**TASK MATERIAL:**
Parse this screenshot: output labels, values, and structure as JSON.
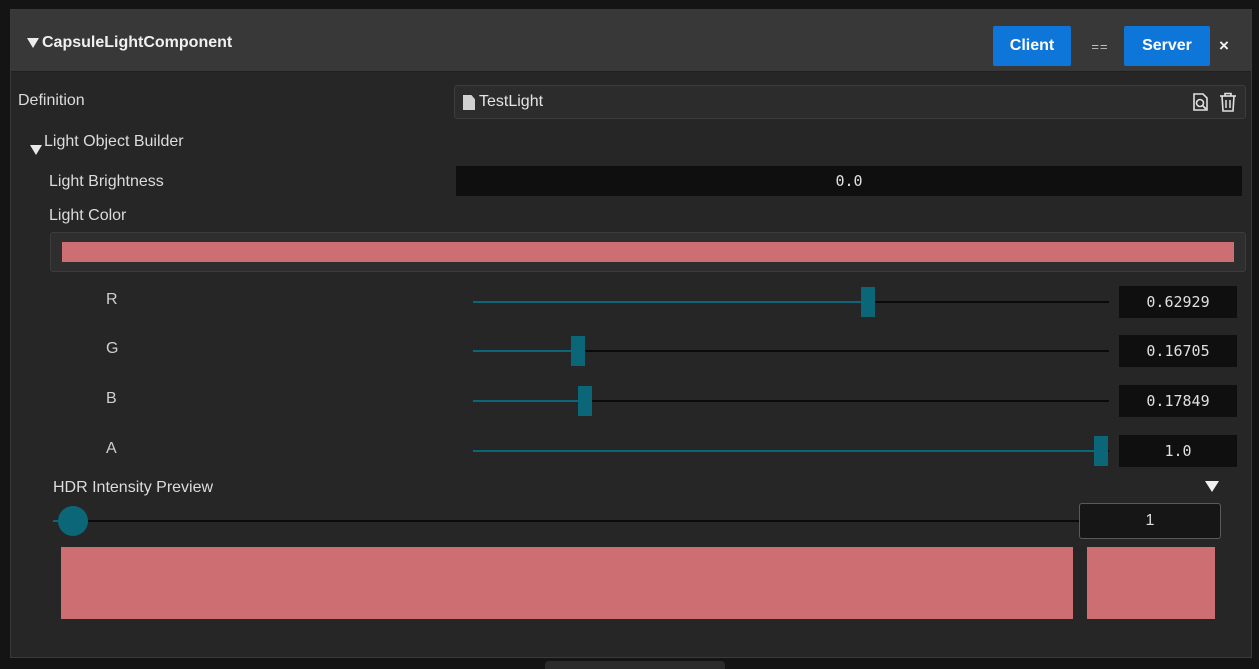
{
  "component": {
    "title": "CapsuleLightComponent",
    "client_label": "Client",
    "eq_label": "==",
    "server_label": "Server",
    "close_label": "×"
  },
  "definition": {
    "label": "Definition",
    "value": "TestLight"
  },
  "builder": {
    "section_label": "Light Object Builder",
    "brightness_label": "Light Brightness",
    "brightness_value": "0.0",
    "color_label": "Light Color",
    "color_hex": "#cd6e73",
    "channels": [
      {
        "label": "R",
        "value": "0.62929",
        "fraction": 0.62929
      },
      {
        "label": "G",
        "value": "0.16705",
        "fraction": 0.16705
      },
      {
        "label": "B",
        "value": "0.17849",
        "fraction": 0.17849
      },
      {
        "label": "A",
        "value": "1.0",
        "fraction": 1.0
      }
    ]
  },
  "hdr": {
    "label": "HDR Intensity Preview",
    "value": "1",
    "slider_fraction": 0.0
  },
  "colors": {
    "accent": "#0e76d9",
    "slider": "#0b6678",
    "swatch": "#cd6e73"
  }
}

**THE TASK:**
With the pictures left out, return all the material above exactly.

**RESPONSE BOX:**
Parse this screenshot: output labels, values, and structure as JSON.
{
  "component": {
    "title": "CapsuleLightComponent",
    "client_label": "Client",
    "eq_label": "==",
    "server_label": "Server",
    "close_label": "×"
  },
  "definition": {
    "label": "Definition",
    "value": "TestLight"
  },
  "builder": {
    "section_label": "Light Object Builder",
    "brightness_label": "Light Brightness",
    "brightness_value": "0.0",
    "color_label": "Light Color",
    "color_hex": "#cd6e73",
    "channels": [
      {
        "label": "R",
        "value": "0.62929",
        "fraction": 0.62929
      },
      {
        "label": "G",
        "value": "0.16705",
        "fraction": 0.16705
      },
      {
        "label": "B",
        "value": "0.17849",
        "fraction": 0.17849
      },
      {
        "label": "A",
        "value": "1.0",
        "fraction": 1.0
      }
    ]
  },
  "hdr": {
    "label": "HDR Intensity Preview",
    "value": "1",
    "slider_fraction": 0.0
  },
  "colors": {
    "accent": "#0e76d9",
    "slider": "#0b6678",
    "swatch": "#cd6e73"
  }
}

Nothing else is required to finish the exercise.